If you need an experimental organ transplant, I’m sure that both of these stories are promising and uplifting. Yet I don’t think it’s disrespectful to the work done in Belgium to say that I would greatly, greatly prefer the stem cell treatment option. Who wouldn’t. It took four days to grow a new organ on a scaffold. Four more days before doctors were amazed at the organ’s acceptance after surgery. Jump ahead four months and Castillo is playing with her kids and climbing stairs (probably not at the same time, as that’s dangerous, but still). If these two procedures had been started at the same time Castillo would be mostly finished while de Croock still had months left incubating a trachea in her plastered arm. From a patient point of view, there’s almost no comparison to these two procedures.
Yet the Belgian team is moving forward quickly, racking up successes while, according to BBC News, the British/Spanish team hopes for clinical trials in similar cases to start by around 2013.

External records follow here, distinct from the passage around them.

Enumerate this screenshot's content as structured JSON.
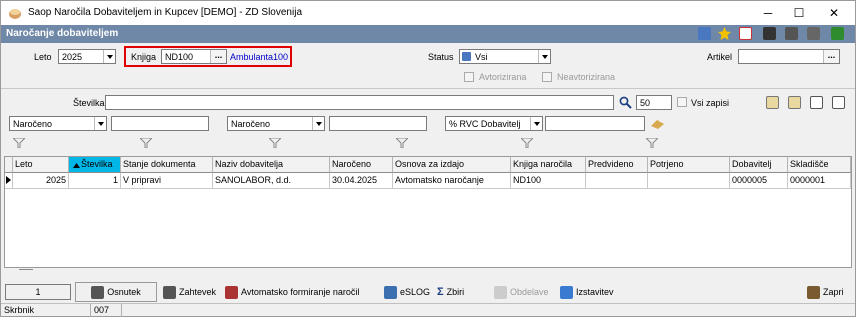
{
  "window": {
    "title": "Saop  Naročila Dobaviteljem in Kupcev [DEMO] - ZD Slovenija",
    "min": "─",
    "max": "☐",
    "close": "✕"
  },
  "header": {
    "title": "Naročanje dobaviteljem"
  },
  "filters": {
    "leto_label": "Leto",
    "leto_value": "2025",
    "knjiga_label": "Knjiga",
    "knjiga_value": "ND100",
    "knjiga_link": "Ambulanta100",
    "status_label": "Status",
    "status_value": "Vsi",
    "artikel_label": "Artikel",
    "artikel_value": "",
    "avtorizirana": "Avtorizirana",
    "neavtorizirana": "Neavtorizirana",
    "dots": "..."
  },
  "search": {
    "stevilka_label": "Številka",
    "stevilka_value": "",
    "limit_value": "50",
    "vsi_zapisi": "Vsi zapisi",
    "f1": "Naročeno",
    "f2": "Naročeno",
    "f3": "% RVC Dobavitelj"
  },
  "grid": {
    "columns": [
      "Leto",
      "Številka",
      "Stanje dokumenta",
      "Naziv dobavitelja",
      "Naročeno",
      "Osnova za izdajo",
      "Knjiga naročila",
      "Predvideno",
      "Potrjeno",
      "Dobavitelj",
      "Skladišče"
    ],
    "rows": [
      [
        "2025",
        "1",
        "V pripravi",
        "SANOLABOR, d.d.",
        "30.04.2025",
        "Avtomatsko naročanje",
        "ND100",
        "",
        "",
        "0000005",
        "0000001"
      ]
    ]
  },
  "bottom": {
    "count": "1",
    "osnutek": "Osnutek",
    "zahtevek": "Zahtevek",
    "avtomatsko": "Avtomatsko formiranje naročil",
    "eslog": "eSLOG",
    "zbiri": "Zbiri",
    "obdelave": "Obdelave",
    "izstavitev": "Izstavitev",
    "zapri": "Zapri"
  },
  "status": {
    "user": "Skrbnik",
    "code": "007"
  },
  "colors": {
    "header": "#6f88a8",
    "highlight_border": "#e00000",
    "link": "#0000cc",
    "sort_header": "#00b7e8"
  }
}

The discrepancy between the two stories isn’t caused by stem cell controversy. There’s no political hold up, and there’s not a lack of funding. No private interest groups are fighting over intellectual property rights. None of the commonly debated impediments are keeping us from enjoying this new and promising surgery.
It’s just science. The trachea-in-arm technique may seem like it came from the mind of Dr. Frankenstein, but it is a lab tested, hospital approved, and proven means of prepping organs for transplants. There are years of clinical trials and human lives saved behind this technique. Admittedly the size of the trachea is formidable, and larger than previous organs, but it’s the same basic idea. Stem cells scaffolding for whole organs is still relatively new. It’s mostly in the lab phase. There has to be years of steady tests and experimental procedures like this one before doctors are certain that it’s a good treatment for patients.
But that’s also the really hopeful part about the Castillo transplant. The only thing standing in its way is the regular (and necessary) progression of science. All signs point to the scaffolding technology as developing into a very successful alternative/compliment to organ transplants. Scaffolding for bladders and simple tissues are proceeding very well in the United States, moving into Phase III of trials. As they move forward, so too will more complex organs like tracheas, and hearts. Give medicine a decade, and such techniques may be the norm. In the meantime, the high quality and inventiveness of surgeons will produce techniques like the de Croock transplant. Some of those techniques will live on as stem cells aren’t always an option for treatment. It’s a win-win. Frankenstein for now, stem cells in the near future. Medicine is cool.
[photo credits: BBC News]